§ **TASK GOAL**
Give back every record verbatim, but not the pictures.

§ **LISTED ENTRIES**
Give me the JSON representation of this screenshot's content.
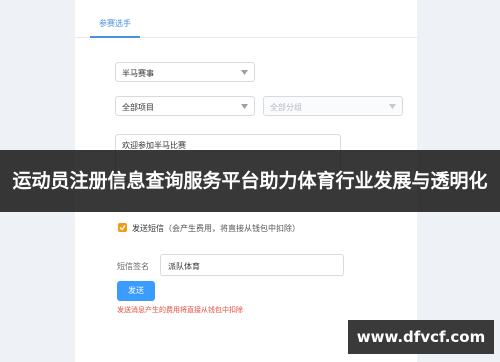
{
  "tabs": {
    "active_label": "参赛选手"
  },
  "form": {
    "event_select": {
      "value": "半马赛事"
    },
    "project_select": {
      "value": "全部项目"
    },
    "group_select": {
      "value": "全部分组"
    },
    "message": {
      "value": "欢迎参加半马比赛"
    },
    "sms": {
      "label": "发送短信",
      "note": "（会产生费用，将直接从钱包中扣除）",
      "checked": true
    },
    "signature": {
      "label": "短信签名",
      "value": "派队体育"
    },
    "send_button": {
      "label": "发送"
    },
    "warning": "发送消息产生的费用将直接从钱包中扣除"
  },
  "banner": {
    "text": "运动员注册信息查询服务平台助力体育行业发展与透明化"
  },
  "watermark": {
    "text": "www.dfvcf.com"
  },
  "colors": {
    "accent": "#4a90e2",
    "button": "#3b9cff",
    "checkbox": "#f39c12",
    "warning": "#e74c3c"
  }
}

§ **COMPLETED TASK**
Give me the JSON representation of this screenshot's content.
{
  "tabs": {
    "active_label": "参赛选手"
  },
  "form": {
    "event_select": {
      "value": "半马赛事"
    },
    "project_select": {
      "value": "全部项目"
    },
    "group_select": {
      "value": "全部分组"
    },
    "message": {
      "value": "欢迎参加半马比赛"
    },
    "sms": {
      "label": "发送短信",
      "note": "（会产生费用，将直接从钱包中扣除）",
      "checked": true
    },
    "signature": {
      "label": "短信签名",
      "value": "派队体育"
    },
    "send_button": {
      "label": "发送"
    },
    "warning": "发送消息产生的费用将直接从钱包中扣除"
  },
  "banner": {
    "text": "运动员注册信息查询服务平台助力体育行业发展与透明化"
  },
  "watermark": {
    "text": "www.dfvcf.com"
  },
  "colors": {
    "accent": "#4a90e2",
    "button": "#3b9cff",
    "checkbox": "#f39c12",
    "warning": "#e74c3c"
  }
}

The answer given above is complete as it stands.